“I’d be diversifying, buying something in the Midwest and something in a Delta state like Arkansas,” says the vice president of Halderman Real Estate, based in Wabash, Ind.
Karst likes diversity in his investment: geographic, crop and water. In the Delta region, he’d check on water quality and availability. He feels this is not as critical in the Midwest. Soil productivity would be his No. 1 criteria there.
“The way I look at it is that if land prices go down, the highest quality land will go down slower and rebound sooner and stronger. So buy the best—that’s my philosophy.”
Location Really Matters
For John Kurtz, a good land investment is all about location. The president of Kurtz Auction and Realty, in Owensburg, Ky., says he’d definitely focus on soil types and fertility when land shopping.

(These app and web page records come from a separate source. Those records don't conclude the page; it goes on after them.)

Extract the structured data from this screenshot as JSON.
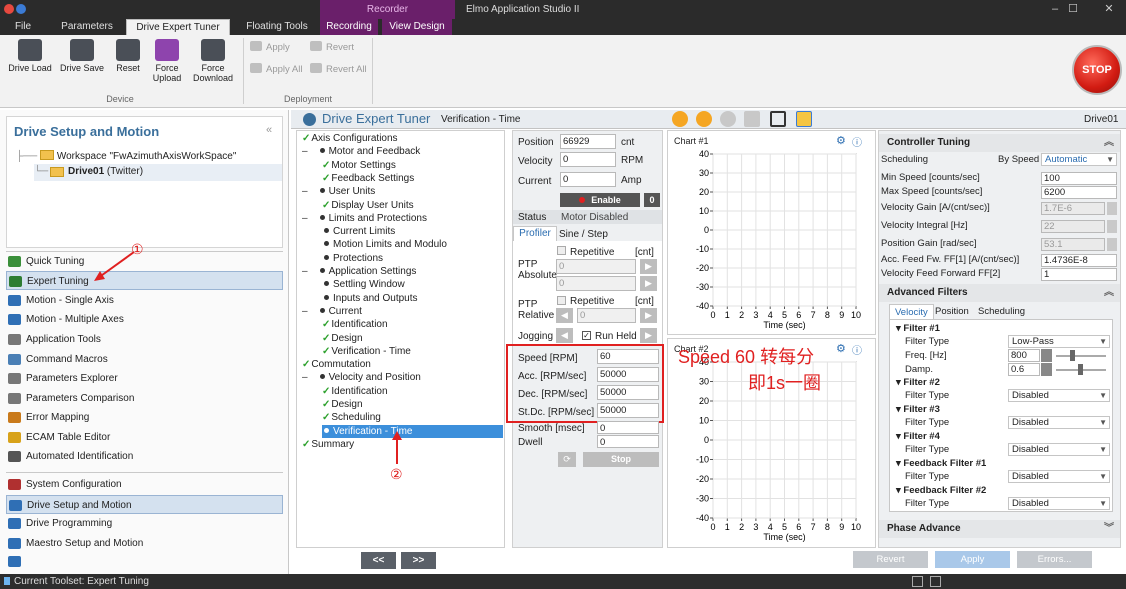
{
  "window": {
    "title": "Elmo Application Studio II",
    "recorder_label": "Recorder",
    "controls": [
      "–",
      "☐",
      "✕"
    ]
  },
  "ribbon_tabs": [
    {
      "label": "File"
    },
    {
      "label": "Parameters"
    },
    {
      "label": "Drive Expert Tuner"
    },
    {
      "label": "Floating Tools"
    },
    {
      "label": "Recording"
    },
    {
      "label": "View Design"
    }
  ],
  "ribbon": {
    "device": {
      "label": "Device",
      "buttons": [
        {
          "label": "Drive Load",
          "icon": "drive-load-icon"
        },
        {
          "label": "Drive Save",
          "icon": "drive-save-icon"
        },
        {
          "label": "Reset",
          "icon": "reset-icon"
        },
        {
          "label": "Force Upload",
          "icon": "force-upload-icon"
        },
        {
          "label": "Force Download",
          "icon": "force-download-icon"
        }
      ]
    },
    "deployment": {
      "label": "Deployment",
      "apply": "Apply",
      "revert": "Revert",
      "apply_all": "Apply All",
      "revert_all": "Revert All"
    },
    "stop": "STOP"
  },
  "left": {
    "title": "Drive Setup and Motion",
    "workspace": "Workspace \"FwAzimuthAxisWorkSpace\"",
    "drive_name": "Drive01",
    "drive_sub": " (Twitter)",
    "tools": [
      {
        "label": "Quick Tuning",
        "color": "#3a8f3a"
      },
      {
        "label": "Expert Tuning",
        "color": "#2e7d32"
      },
      {
        "label": "Motion - Single Axis",
        "color": "#2f6fb5"
      },
      {
        "label": "Motion - Multiple Axes",
        "color": "#2f6fb5"
      },
      {
        "label": "Application Tools",
        "color": "#777777"
      },
      {
        "label": "Command Macros",
        "color": "#4a7fb5"
      },
      {
        "label": "Parameters Explorer",
        "color": "#777777"
      },
      {
        "label": "Parameters Comparison",
        "color": "#777777"
      },
      {
        "label": "Error Mapping",
        "color": "#c97a1b"
      },
      {
        "label": "ECAM Table Editor",
        "color": "#d8a21a"
      },
      {
        "label": "Automated Identification",
        "color": "#555555"
      }
    ],
    "groups": [
      {
        "label": "System Configuration",
        "color": "#b03030"
      },
      {
        "label": "Drive Setup and Motion",
        "color": "#2f6fb5"
      },
      {
        "label": "Drive Programming",
        "color": "#2f6fb5"
      },
      {
        "label": "Maestro Setup and Motion",
        "color": "#2f6fb5"
      }
    ],
    "annotation_1": "①"
  },
  "header": {
    "title": "Drive Expert Tuner",
    "subtitle": "Verification - Time",
    "drive": "Drive01"
  },
  "tree": [
    {
      "label": "Axis Configurations",
      "level": 0,
      "mark": "check"
    },
    {
      "label": "Motor and Feedback",
      "level": 0,
      "mark": "minus-dot"
    },
    {
      "label": "Motor Settings",
      "level": 1,
      "mark": "check"
    },
    {
      "label": "Feedback Settings",
      "level": 1,
      "mark": "check"
    },
    {
      "label": "User Units",
      "level": 0,
      "mark": "minus-dot"
    },
    {
      "label": "Display User Units",
      "level": 1,
      "mark": "check"
    },
    {
      "label": "Limits and Protections",
      "level": 0,
      "mark": "minus-dot"
    },
    {
      "label": "Current Limits",
      "level": 1,
      "mark": "dot"
    },
    {
      "label": "Motion Limits and Modulo",
      "level": 1,
      "mark": "dot"
    },
    {
      "label": "Protections",
      "level": 1,
      "mark": "dot"
    },
    {
      "label": "Application Settings",
      "level": 0,
      "mark": "minus-dot"
    },
    {
      "label": "Settling Window",
      "level": 1,
      "mark": "dot"
    },
    {
      "label": "Inputs and Outputs",
      "level": 1,
      "mark": "dot"
    },
    {
      "label": "Current",
      "level": 0,
      "mark": "minus-dot"
    },
    {
      "label": "Identification",
      "level": 1,
      "mark": "check"
    },
    {
      "label": "Design",
      "level": 1,
      "mark": "check"
    },
    {
      "label": "Verification - Time",
      "level": 1,
      "mark": "check"
    },
    {
      "label": "Commutation",
      "level": 0,
      "mark": "check"
    },
    {
      "label": "Velocity and Position",
      "level": 0,
      "mark": "minus-dot"
    },
    {
      "label": "Identification",
      "level": 1,
      "mark": "check"
    },
    {
      "label": "Design",
      "level": 1,
      "mark": "check"
    },
    {
      "label": "Scheduling",
      "level": 1,
      "mark": "check"
    },
    {
      "label": "Verification - Time",
      "level": 1,
      "mark": "dot",
      "selected": true
    },
    {
      "label": "Summary",
      "level": 0,
      "mark": "check"
    }
  ],
  "annotation_2": "②",
  "form": {
    "position_label": "Position",
    "position": "66929",
    "position_unit": "cnt",
    "velocity_label": "Velocity",
    "velocity": "0",
    "velocity_unit": "RPM",
    "current_label": "Current",
    "current": "0",
    "current_unit": "Amp",
    "enable": "Enable",
    "enable_count": "0",
    "status_label": "Status",
    "status": "Motor Disabled",
    "tab_profiler": "Profiler",
    "tab_sine": "Sine / Step",
    "repetitive": "Repetitive",
    "cnt": "[cnt]",
    "ptp_abs": "PTP\nAbsolute",
    "ptp_abs_1": "0",
    "ptp_abs_2": "0",
    "ptp_rel": "PTP\nRelative",
    "ptp_rel_1": "0",
    "jogging": "Jogging",
    "run_held": "Run Held",
    "speed_label": "Speed [RPM]",
    "speed": "60",
    "acc_label": "Acc. [RPM/sec]",
    "acc": "50000",
    "dec_label": "Dec. [RPM/sec]",
    "dec": "50000",
    "stdc_label": "St.Dc. [RPM/sec]",
    "stdc": "50000",
    "smooth_label": "Smooth [msec]",
    "smooth": "0",
    "dwell_label": "Dwell",
    "dwell": "0",
    "stop": "Stop"
  },
  "annotation_text": {
    "line1": "Speed 60 转每分",
    "line2": "即1s一圈"
  },
  "chart_data": [
    {
      "type": "line",
      "title": "Chart #1",
      "xlabel": "Time (sec)",
      "ylabel": "",
      "xlim": [
        0,
        10
      ],
      "ylim": [
        -40,
        40
      ],
      "xticks": [
        0,
        1,
        2,
        3,
        4,
        5,
        6,
        7,
        8,
        9,
        10
      ],
      "yticks": [
        40,
        30,
        20,
        10,
        0,
        -10,
        -20,
        -30,
        -40
      ],
      "grid": true,
      "series": []
    },
    {
      "type": "line",
      "title": "Chart #2",
      "xlabel": "Time (sec)",
      "ylabel": "",
      "xlim": [
        0,
        10
      ],
      "ylim": [
        -40,
        40
      ],
      "xticks": [
        0,
        1,
        2,
        3,
        4,
        5,
        6,
        7,
        8,
        9,
        10
      ],
      "yticks": [
        40,
        30,
        20,
        10,
        0,
        -10,
        -20,
        -30,
        -40
      ],
      "grid": true,
      "series": []
    }
  ],
  "controller": {
    "title": "Controller Tuning",
    "scheduling_label": "Scheduling",
    "scheduling_by": "By Speed",
    "scheduling_value": "Automatic",
    "rows": [
      {
        "label": "Min Speed [counts/sec]",
        "value": "100",
        "disabled": false
      },
      {
        "label": "Max Speed [counts/sec]",
        "value": "6200",
        "disabled": false
      },
      {
        "label": "Velocity Gain [A/(cnt/sec)]",
        "value": "1.7E-6",
        "disabled": true
      },
      {
        "label": "Velocity Integral [Hz]",
        "value": "22",
        "disabled": true
      },
      {
        "label": "Position Gain [rad/sec]",
        "value": "53.1",
        "disabled": true
      },
      {
        "label": "Acc. Feed Fw. FF[1] [A/(cnt/sec)]",
        "value": "1.4736E-8",
        "disabled": false
      },
      {
        "label": "Velocity Feed Forward FF[2]",
        "value": "1",
        "disabled": false
      }
    ]
  },
  "filters": {
    "title": "Advanced Filters",
    "tabs": [
      "Velocity",
      "Position",
      "Scheduling"
    ],
    "filter1": {
      "name": "Filter #1",
      "type_label": "Filter Type",
      "type": "Low-Pass",
      "freq_label": "Freq. [Hz]",
      "freq": "800",
      "damp_label": "Damp.",
      "damp": "0.6"
    },
    "others": [
      {
        "name": "Filter #2",
        "type_label": "Filter Type",
        "type": "Disabled"
      },
      {
        "name": "Filter #3",
        "type_label": "Filter Type",
        "type": "Disabled"
      },
      {
        "name": "Filter #4",
        "type_label": "Filter Type",
        "type": "Disabled"
      },
      {
        "name": "Feedback Filter #1",
        "type_label": "Filter Type",
        "type": "Disabled"
      },
      {
        "name": "Feedback Filter #2",
        "type_label": "Filter Type",
        "type": "Disabled"
      }
    ],
    "phase_advance": "Phase Advance"
  },
  "bottom": {
    "prev": "<<",
    "next": ">>",
    "revert": "Revert",
    "apply": "Apply",
    "errors": "Errors..."
  },
  "status": "Current Toolset: Expert Tuning",
  "colors": {
    "accent": "#3a6f9b",
    "selection": "#3c8fdb",
    "annotation": "#e02020",
    "check": "#2ca02c"
  }
}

“Today a 1 to 2% change in anything is a large raw dollar figure, whether it’s inputs or yields,” he says. “So you’d want a property that would take out some of the variables.”
He’d look for “pockets of value” where he could get a 6% return. He’d probably focus in the less traditional grain-belt areas, places like Arkansas, Tennessee, Kentucky and Missouri. He’d consider looking in Indiana and Illinois to try to find a bargain.
Kurtz believes there are some good buys in recreational land now, as well as in wetlands. He stresses today’s market requires the buyer to thoroughly research and understand the area in which he plans to invest, understanding that everything is not necessarily going to increase dramatically from one year to the next.
A History of Success
Kevin Pifer would only consider buying farmland in today’s market if the purchase price were what he calls “reasonable.” He’d focus on southeastern North Dakota.
He would want acreage with a history of success. That means proven soils and a strong cropping history of aboveaverage yields for both corn and soybeans.
Pifer is a former North Dakota deputy commissioner of agriculture and has worked extensively in the finance industry. His company, Pifer’s Auction and Realty, has offices in Moorehead, Minn.